Federal Reserve Chairman Bernanke can’t say anything right these days. The Fed’s attempt to communicate their QE3 exit strategy led to a market overreaction, which eventually normalized but not without sparking new fear in investors.

To provide context, the Federal Reserve has been purchasing $40 billion per month of agency mortgage-backed securities and $45 billion per month of U.S. Treasury securities. “Tapering” refers to a reduction in the pace of purchases and Bernanke hinted that it might begin later this year if job growth and inflation showed “substantial” progress toward their goals (6.5% unemployment with 2% inflation). They expect to reduce the pace of purchases through the first half of 2014 and end purchases around midyear with unemployment projected around 7% at that time. Note that they will continue to reinvest principal payments and proceeds from maturing holdings. They believe holding all of those securities off of the market will continue to put downward pressure on interest rates.

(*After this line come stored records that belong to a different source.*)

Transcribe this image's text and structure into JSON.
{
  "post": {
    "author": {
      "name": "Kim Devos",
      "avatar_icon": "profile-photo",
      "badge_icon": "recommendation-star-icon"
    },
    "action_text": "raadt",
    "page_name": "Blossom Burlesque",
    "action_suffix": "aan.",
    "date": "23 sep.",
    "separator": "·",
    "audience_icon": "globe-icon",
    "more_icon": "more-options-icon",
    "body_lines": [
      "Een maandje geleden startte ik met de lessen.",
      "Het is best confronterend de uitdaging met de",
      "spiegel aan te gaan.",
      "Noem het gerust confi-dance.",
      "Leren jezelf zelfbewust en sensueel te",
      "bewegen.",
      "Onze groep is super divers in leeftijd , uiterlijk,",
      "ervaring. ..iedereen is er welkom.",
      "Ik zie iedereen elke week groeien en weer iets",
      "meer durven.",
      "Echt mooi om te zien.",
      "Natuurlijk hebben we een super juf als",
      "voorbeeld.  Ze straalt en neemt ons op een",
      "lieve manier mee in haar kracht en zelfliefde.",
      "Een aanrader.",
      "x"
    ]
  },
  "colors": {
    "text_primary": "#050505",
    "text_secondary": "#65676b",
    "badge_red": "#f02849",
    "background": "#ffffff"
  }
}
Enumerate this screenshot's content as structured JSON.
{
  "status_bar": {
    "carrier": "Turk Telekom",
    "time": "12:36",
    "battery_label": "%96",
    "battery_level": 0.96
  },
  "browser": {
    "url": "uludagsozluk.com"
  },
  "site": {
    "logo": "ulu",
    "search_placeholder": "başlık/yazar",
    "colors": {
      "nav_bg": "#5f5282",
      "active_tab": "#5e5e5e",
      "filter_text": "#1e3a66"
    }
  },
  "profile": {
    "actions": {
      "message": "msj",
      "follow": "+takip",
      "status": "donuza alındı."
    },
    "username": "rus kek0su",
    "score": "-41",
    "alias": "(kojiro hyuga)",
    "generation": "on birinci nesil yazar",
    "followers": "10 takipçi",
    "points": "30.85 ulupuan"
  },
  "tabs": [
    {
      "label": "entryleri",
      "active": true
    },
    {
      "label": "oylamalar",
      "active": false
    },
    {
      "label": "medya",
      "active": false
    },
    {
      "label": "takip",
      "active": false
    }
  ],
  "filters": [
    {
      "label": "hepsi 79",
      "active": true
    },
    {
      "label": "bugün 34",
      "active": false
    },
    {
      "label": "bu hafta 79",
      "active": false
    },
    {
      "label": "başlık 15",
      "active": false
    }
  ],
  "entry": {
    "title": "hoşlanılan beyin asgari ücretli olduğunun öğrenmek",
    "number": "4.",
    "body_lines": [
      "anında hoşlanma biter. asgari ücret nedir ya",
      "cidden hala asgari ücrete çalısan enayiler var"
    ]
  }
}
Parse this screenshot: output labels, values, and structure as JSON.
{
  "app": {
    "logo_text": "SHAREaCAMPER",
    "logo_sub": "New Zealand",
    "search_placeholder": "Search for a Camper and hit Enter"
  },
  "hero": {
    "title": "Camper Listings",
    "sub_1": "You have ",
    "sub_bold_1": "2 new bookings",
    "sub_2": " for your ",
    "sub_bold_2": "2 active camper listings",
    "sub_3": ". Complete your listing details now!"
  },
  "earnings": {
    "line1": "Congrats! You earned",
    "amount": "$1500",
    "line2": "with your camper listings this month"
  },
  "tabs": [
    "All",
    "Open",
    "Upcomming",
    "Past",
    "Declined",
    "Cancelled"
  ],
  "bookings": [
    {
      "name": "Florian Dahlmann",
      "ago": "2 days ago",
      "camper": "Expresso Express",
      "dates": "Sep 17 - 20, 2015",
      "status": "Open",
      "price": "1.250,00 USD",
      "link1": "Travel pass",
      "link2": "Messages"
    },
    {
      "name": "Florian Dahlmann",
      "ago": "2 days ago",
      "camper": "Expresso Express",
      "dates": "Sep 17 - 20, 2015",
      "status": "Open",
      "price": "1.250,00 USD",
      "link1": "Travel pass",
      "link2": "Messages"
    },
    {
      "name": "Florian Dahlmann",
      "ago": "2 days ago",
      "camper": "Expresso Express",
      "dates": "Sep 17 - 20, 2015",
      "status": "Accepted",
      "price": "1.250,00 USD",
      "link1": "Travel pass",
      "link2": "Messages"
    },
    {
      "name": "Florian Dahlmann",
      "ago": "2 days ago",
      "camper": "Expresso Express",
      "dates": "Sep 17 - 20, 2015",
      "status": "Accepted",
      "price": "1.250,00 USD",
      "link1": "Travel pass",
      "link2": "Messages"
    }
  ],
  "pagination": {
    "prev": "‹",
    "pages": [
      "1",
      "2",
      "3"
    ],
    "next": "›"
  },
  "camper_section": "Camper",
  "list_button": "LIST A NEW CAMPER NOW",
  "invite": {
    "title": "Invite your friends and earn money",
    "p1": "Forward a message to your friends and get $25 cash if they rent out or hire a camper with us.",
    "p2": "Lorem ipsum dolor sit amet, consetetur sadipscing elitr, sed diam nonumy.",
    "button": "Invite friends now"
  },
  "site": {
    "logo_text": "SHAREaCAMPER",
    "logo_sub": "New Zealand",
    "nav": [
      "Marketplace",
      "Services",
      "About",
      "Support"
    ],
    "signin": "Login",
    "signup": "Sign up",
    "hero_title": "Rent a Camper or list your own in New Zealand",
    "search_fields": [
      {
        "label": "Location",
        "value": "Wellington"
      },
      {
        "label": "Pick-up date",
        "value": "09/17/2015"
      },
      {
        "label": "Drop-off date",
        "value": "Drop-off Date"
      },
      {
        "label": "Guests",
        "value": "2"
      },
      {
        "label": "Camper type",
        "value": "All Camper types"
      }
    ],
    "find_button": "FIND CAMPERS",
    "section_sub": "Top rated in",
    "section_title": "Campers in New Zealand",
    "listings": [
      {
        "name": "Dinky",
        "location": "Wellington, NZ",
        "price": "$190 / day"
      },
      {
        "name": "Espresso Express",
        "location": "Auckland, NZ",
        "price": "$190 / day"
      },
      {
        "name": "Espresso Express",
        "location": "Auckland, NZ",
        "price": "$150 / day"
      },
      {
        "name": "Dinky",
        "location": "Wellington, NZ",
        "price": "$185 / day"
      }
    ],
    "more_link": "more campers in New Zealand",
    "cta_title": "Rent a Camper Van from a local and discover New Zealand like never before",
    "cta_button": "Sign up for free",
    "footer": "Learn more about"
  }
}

“And so, between our commitments to a low federal funds rate and the large portfolio, we will still be producing a very large amount of stimulus-in our view, enough to bring the economy smoothly towards full employment without incurring unnecessary costs or risks.” (Chairman Bernanke’s Press Conference June 19, 2013). In a few years we’ll be able to weigh in on that statement but I’m just glad I’m not the author or messenger. The imminent issue is that prices for Treasuries and agency mortgage-backed securities have been inflated from QE3 and the potential for capital losses is real when the central bank stops purchasing them.

Bernanke also noted in the press conference that private payroll employment has been averaging about 200,000 jobs per month over the past six months and the unemployment rate was unchanged at 7.6% but underemployment (quality versus quantity of new jobs) has become a concern. The U6 rate, which includes part-time for economic reasons as well as marginally attached, discouraged, and the unemployed jumped from 13.8% to 14.3%. There is speculation that the Affordable Care Act’s six month “look back” rule has encouraged some employers to adjust the hours of their workforce so fewer employees qualify for full-time employee medical insurance requirement.

Data supports the argument that the ACA is a headwind to full employment. The industries adding workers in June are in categories where companies have been shifting from a FT to a PT employment model. Respondents to a survey by the International Foundation of Employee Benefit Plans showed that 20% of small employers (0-50 employees) and 15% of large employers (>50 employees) have or plan to adjust hours so fewer employees qualify for full-time employee medical insurance requirements. No big surprise then on July 2, 2013, the administration informally announced in a blog post on www.treasury.gov that it will delay for one year new mandatory reporting requirements for employers and health insurers-as well as related employer shared-responsibility penalties– under the Affordable Care Act.

Instead of pointing to the ACA, Bernanke blamed federal fiscal policy as the main headwind to growth, estimated by the CBO to approximate 1.5%. It is important to remember that some sequestration cuts are just beginning in the third quarter so we haven’t felt the full impact yet. Despite all this, GDP growth was 1.8% in the first quarter and an estimated 1.3% in the second quarter with forecasts of 2.4% for the year. The fact that the economy absorbed the end of the payroll tax holiday with a dysfunctional Congress and continued to grow is what I would call “substantial” progress.